Though the two disagree on the advantage of a beauty contest, there is something absolutely bewitching about the scene: Mbatha-Raw is steely and strong, Knightley hesitant but firm. Their dissent is allowed to coexist, neither one wholly in the wrong or right either.
For all the controversy around that year’s competition, it would be the first time a Black woman was crowned Miss World, and with a Black runner-up no less. The beautiful thing about this scene is it lays bare the distance between these two women mere feet from each other: they cannot recognize the other’s victory as a triumph. For a brief second, they exist in just that ladies’ room, allowed to dive into a (slightly) more nuanced discussion than had been granted to either of them outside it, in the world of black-and-white support.
And then, it is done. As the movie closes we see flashes of the real-life women, now older but no less beautiful. We learn of their real-life accomplishments, how their lives hooked through that competition onto wholly different stratospheres. It is, once again, Misbeahviour’s greatest failure at work that it is more invested in a shallow look at the lead up than a nuanced look at how it changed them.
But the moment in the bathroom still lingers in my mind. Before too long, the policemen bust in to see what’s taking Sally so long and drag her out to join her co-conspirators in the back of her van. Jennifer watches them go but yells after them to not hurt her. Even in opposition, women have to find some common ground.
¡Viva la Revolución!
Our major concern this week is the LA Tenants Union and their fight for rent forgiveness during COVID-19. As cities back into lockdown and Congress debates more aid, community funds like this one are trying to make sure people can stay in their homes and still eat while they are away from work and the economy they are accustomed to. You can donate directly to the #FoodNotRent Solidarity Fund and even make your donation recurring for six months.
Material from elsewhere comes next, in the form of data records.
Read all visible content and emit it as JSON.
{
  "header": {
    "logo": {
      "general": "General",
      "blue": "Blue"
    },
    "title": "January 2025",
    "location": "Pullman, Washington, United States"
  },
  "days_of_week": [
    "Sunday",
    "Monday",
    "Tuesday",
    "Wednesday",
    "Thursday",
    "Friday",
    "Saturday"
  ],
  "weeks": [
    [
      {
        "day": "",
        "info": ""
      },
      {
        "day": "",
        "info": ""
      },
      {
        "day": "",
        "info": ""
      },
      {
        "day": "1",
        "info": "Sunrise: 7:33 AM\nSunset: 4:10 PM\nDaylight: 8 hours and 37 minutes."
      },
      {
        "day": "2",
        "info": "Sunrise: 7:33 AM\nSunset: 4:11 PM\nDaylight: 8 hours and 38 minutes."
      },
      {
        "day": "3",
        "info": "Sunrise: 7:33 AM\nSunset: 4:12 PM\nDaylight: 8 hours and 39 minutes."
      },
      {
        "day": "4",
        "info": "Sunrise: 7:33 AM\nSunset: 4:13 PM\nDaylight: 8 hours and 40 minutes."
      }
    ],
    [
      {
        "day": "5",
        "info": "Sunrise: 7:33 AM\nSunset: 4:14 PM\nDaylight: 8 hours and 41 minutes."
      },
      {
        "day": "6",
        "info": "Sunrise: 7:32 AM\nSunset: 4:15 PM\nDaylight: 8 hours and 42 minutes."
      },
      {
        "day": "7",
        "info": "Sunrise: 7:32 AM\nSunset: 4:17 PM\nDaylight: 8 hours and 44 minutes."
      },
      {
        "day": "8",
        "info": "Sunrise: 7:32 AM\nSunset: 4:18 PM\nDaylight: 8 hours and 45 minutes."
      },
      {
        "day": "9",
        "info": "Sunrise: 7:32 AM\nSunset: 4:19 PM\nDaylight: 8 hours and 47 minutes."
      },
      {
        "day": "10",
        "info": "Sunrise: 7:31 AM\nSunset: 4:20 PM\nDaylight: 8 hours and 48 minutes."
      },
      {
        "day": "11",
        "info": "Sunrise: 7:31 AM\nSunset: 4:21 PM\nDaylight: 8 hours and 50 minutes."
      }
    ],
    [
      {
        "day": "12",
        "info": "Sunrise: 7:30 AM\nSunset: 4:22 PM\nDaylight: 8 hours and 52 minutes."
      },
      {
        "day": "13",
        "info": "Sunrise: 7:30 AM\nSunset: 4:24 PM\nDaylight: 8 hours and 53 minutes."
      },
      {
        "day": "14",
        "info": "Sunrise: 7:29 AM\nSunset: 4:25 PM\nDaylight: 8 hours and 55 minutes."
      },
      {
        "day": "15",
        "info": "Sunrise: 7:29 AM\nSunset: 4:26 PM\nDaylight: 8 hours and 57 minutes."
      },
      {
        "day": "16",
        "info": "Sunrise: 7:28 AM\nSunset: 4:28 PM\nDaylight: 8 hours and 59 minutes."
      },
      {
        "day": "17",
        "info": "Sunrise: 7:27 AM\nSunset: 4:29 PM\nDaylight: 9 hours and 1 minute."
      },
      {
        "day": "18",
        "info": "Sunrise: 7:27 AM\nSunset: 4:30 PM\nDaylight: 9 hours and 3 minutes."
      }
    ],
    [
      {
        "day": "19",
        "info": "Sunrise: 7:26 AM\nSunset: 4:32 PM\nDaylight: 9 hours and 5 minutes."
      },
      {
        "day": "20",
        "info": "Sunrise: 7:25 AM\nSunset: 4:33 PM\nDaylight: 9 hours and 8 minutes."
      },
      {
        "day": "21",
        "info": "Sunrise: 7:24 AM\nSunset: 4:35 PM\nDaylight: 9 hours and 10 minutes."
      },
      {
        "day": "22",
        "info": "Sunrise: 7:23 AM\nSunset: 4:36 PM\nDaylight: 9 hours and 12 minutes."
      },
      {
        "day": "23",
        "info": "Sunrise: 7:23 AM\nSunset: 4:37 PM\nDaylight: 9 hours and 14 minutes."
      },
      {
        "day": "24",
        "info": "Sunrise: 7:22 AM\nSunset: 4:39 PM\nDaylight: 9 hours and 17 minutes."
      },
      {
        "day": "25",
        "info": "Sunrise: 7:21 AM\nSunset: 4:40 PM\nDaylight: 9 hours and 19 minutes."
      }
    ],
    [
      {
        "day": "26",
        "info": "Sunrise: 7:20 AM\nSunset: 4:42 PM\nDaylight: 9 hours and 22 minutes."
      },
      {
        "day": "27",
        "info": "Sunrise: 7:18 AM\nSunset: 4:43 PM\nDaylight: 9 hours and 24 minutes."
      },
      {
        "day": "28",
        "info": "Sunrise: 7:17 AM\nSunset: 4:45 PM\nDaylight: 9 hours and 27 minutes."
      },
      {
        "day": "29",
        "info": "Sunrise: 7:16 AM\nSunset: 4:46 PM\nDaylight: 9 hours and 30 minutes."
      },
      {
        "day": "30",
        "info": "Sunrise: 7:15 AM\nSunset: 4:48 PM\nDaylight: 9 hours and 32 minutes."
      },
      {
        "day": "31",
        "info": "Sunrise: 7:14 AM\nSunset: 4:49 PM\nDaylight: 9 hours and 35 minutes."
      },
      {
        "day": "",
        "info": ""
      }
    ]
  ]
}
The site also has a step by step guide for LA residents to join their local rent strike. Times are tough, but we can support each other!
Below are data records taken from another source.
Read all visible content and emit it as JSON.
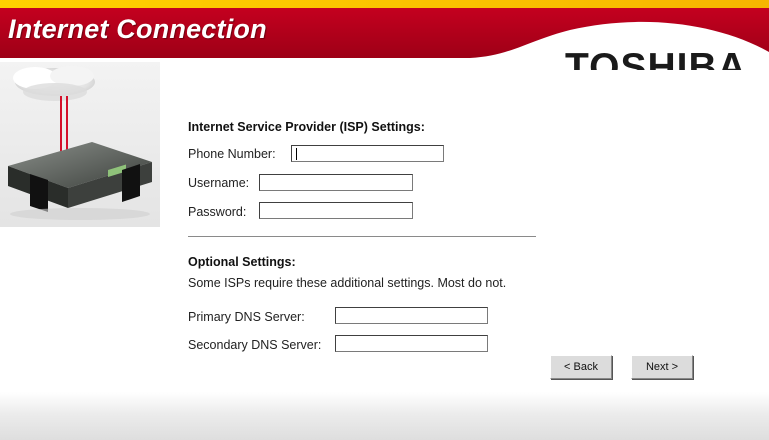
{
  "header": {
    "title": "Internet Connection",
    "brand": "TOSHIBA"
  },
  "isp": {
    "heading": "Internet Service Provider (ISP) Settings:",
    "phone_label": "Phone Number:",
    "phone_value": "",
    "username_label": "Username:",
    "username_value": "",
    "password_label": "Password:",
    "password_value": ""
  },
  "optional": {
    "heading": "Optional Settings:",
    "note": "Some ISPs require these additional settings. Most do not.",
    "primary_dns_label": "Primary DNS Server:",
    "primary_dns_value": "",
    "secondary_dns_label": "Secondary DNS Server:",
    "secondary_dns_value": ""
  },
  "nav": {
    "back_label": "< Back",
    "next_label": "Next >"
  },
  "colors": {
    "banner_red": "#b5001c",
    "banner_yellow": "#f2c200",
    "text": "#1a1a1a"
  }
}
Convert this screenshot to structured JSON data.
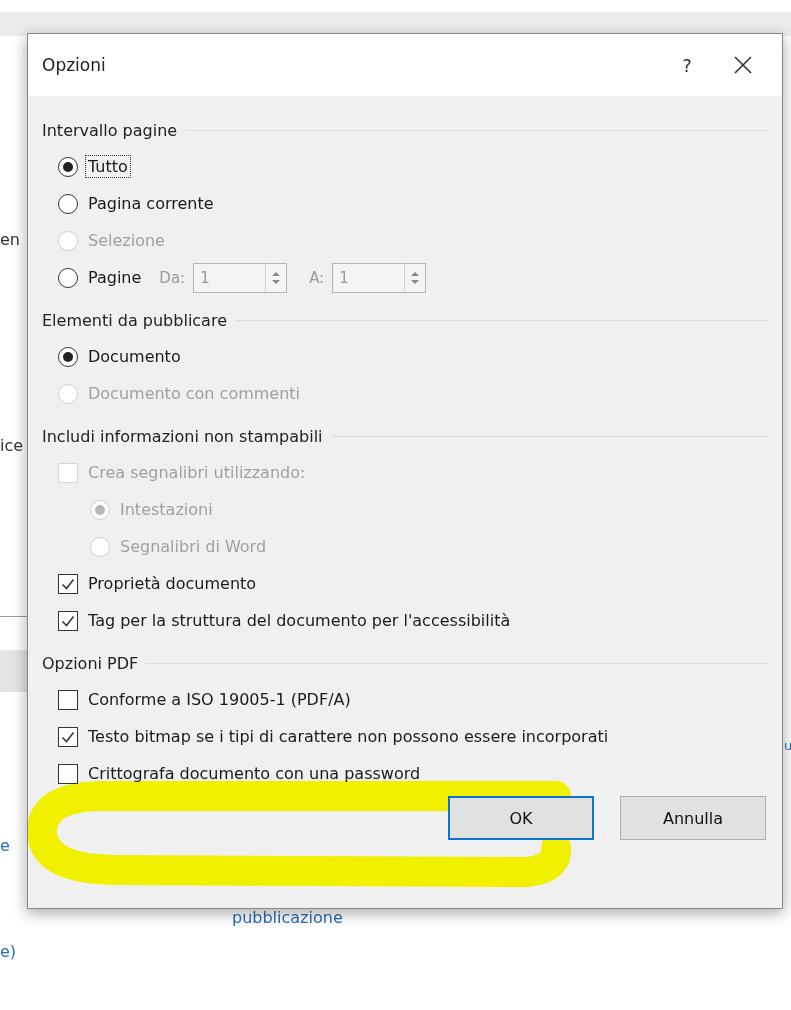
{
  "background": {
    "fragments": [
      {
        "text": "en",
        "kind": "plain"
      },
      {
        "text": "ice",
        "kind": "plain"
      },
      {
        "text": "e",
        "kind": "link"
      },
      {
        "text": "e)",
        "kind": "link"
      },
      {
        "text": "u",
        "kind": "link"
      },
      {
        "text": "pubblicazione",
        "kind": "link"
      }
    ]
  },
  "dialog": {
    "title": "Opzioni",
    "help_button": "?",
    "sections": [
      {
        "heading": "Intervallo pagine",
        "items": [
          {
            "kind": "radio",
            "label": "Tutto",
            "selected": true,
            "disabled": false,
            "focused": true
          },
          {
            "kind": "radio",
            "label": "Pagina corrente",
            "selected": false,
            "disabled": false,
            "focused": false
          },
          {
            "kind": "radio",
            "label": "Selezione",
            "selected": false,
            "disabled": true,
            "focused": false
          },
          {
            "kind": "radio",
            "label": "Pagine",
            "selected": false,
            "disabled": false,
            "focused": false,
            "range": {
              "from_label": "Da:",
              "from_value": "1",
              "to_label": "A:",
              "to_value": "1",
              "disabled": true
            }
          }
        ]
      },
      {
        "heading": "Elementi da pubblicare",
        "items": [
          {
            "kind": "radio",
            "label": "Documento",
            "selected": true,
            "disabled": false,
            "focused": false
          },
          {
            "kind": "radio",
            "label": "Documento con commenti",
            "selected": false,
            "disabled": true,
            "focused": false
          }
        ]
      },
      {
        "heading": "Includi informazioni non stampabili",
        "items": [
          {
            "kind": "checkbox",
            "label": "Crea segnalibri utilizzando:",
            "checked": false,
            "disabled": true,
            "focused": false,
            "children": [
              {
                "kind": "radio",
                "label": "Intestazioni",
                "selected": true,
                "disabled": true,
                "focused": false
              },
              {
                "kind": "radio",
                "label": "Segnalibri di Word",
                "selected": false,
                "disabled": true,
                "focused": false
              }
            ]
          },
          {
            "kind": "checkbox",
            "label": "Proprietà documento",
            "checked": true,
            "disabled": false,
            "focused": false
          },
          {
            "kind": "checkbox",
            "label": "Tag per la struttura del documento per l'accessibilità",
            "checked": true,
            "disabled": false,
            "focused": false
          }
        ]
      },
      {
        "heading": "Opzioni PDF",
        "items": [
          {
            "kind": "checkbox",
            "label": "Conforme a ISO 19005-1 (PDF/A)",
            "checked": false,
            "disabled": false,
            "focused": false
          },
          {
            "kind": "checkbox",
            "label": "Testo bitmap se i tipi di carattere non possono essere incorporati",
            "checked": true,
            "disabled": false,
            "focused": false
          },
          {
            "kind": "checkbox",
            "label": "Crittografa documento con una password",
            "checked": false,
            "disabled": false,
            "focused": false
          }
        ]
      }
    ],
    "buttons": [
      {
        "label": "OK",
        "default": true
      },
      {
        "label": "Annulla",
        "default": false
      }
    ]
  },
  "annotation": {
    "kind": "highlighter"
  }
}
Assorted Internet Detritus
Cate: As usual, I'm thinking about cops this week. Specifically, I'm reading Alyssa Rosenberg on why we should go for the jugular and just cancel all cop shows. I'm also moving soon, so I'm thinking a lot about mattresses now that I've had to buy one myself for the very first time. This essay about scamming the free return period of online mattress companies was a fun if not particularly informative read. Zosha and I also recently watched Netflix's The Baby-Sitters Club and it was perfect, wholesome summer viewing. I loved this essay about the origins of Claudia Kishi's "iconic" see-through landline phone and I even made a stop by NPR's Pop Culture Happy Hour to talk about baby-sitting as essential labour!
Zosha: Have you often bandied about with your friends over whether the electoral college should cease existing? If so then here's some more fodder for the fire: turns out the states invested in keeping it are not the small ones (as is oft discussed) but rather the southern ones, invested in the white supremacy of it all. I also caught up with this old but no less interesting feature from Kyle Turner about why a non-white James Bond isn't a simple matter of swapping Idris an actor of color into the role. Also my dear friend Eleanor wrote about how wfh presents distractions (and how that might not actually matter for the bottom line?)!
Once again we find ourselves at the end of another issue. Send us love notes if you're so inclined. Next week we're talking Saving Face and Contagion. Ciao!
Nursing our grudges and yelling about movies,
Zosha + Cate <3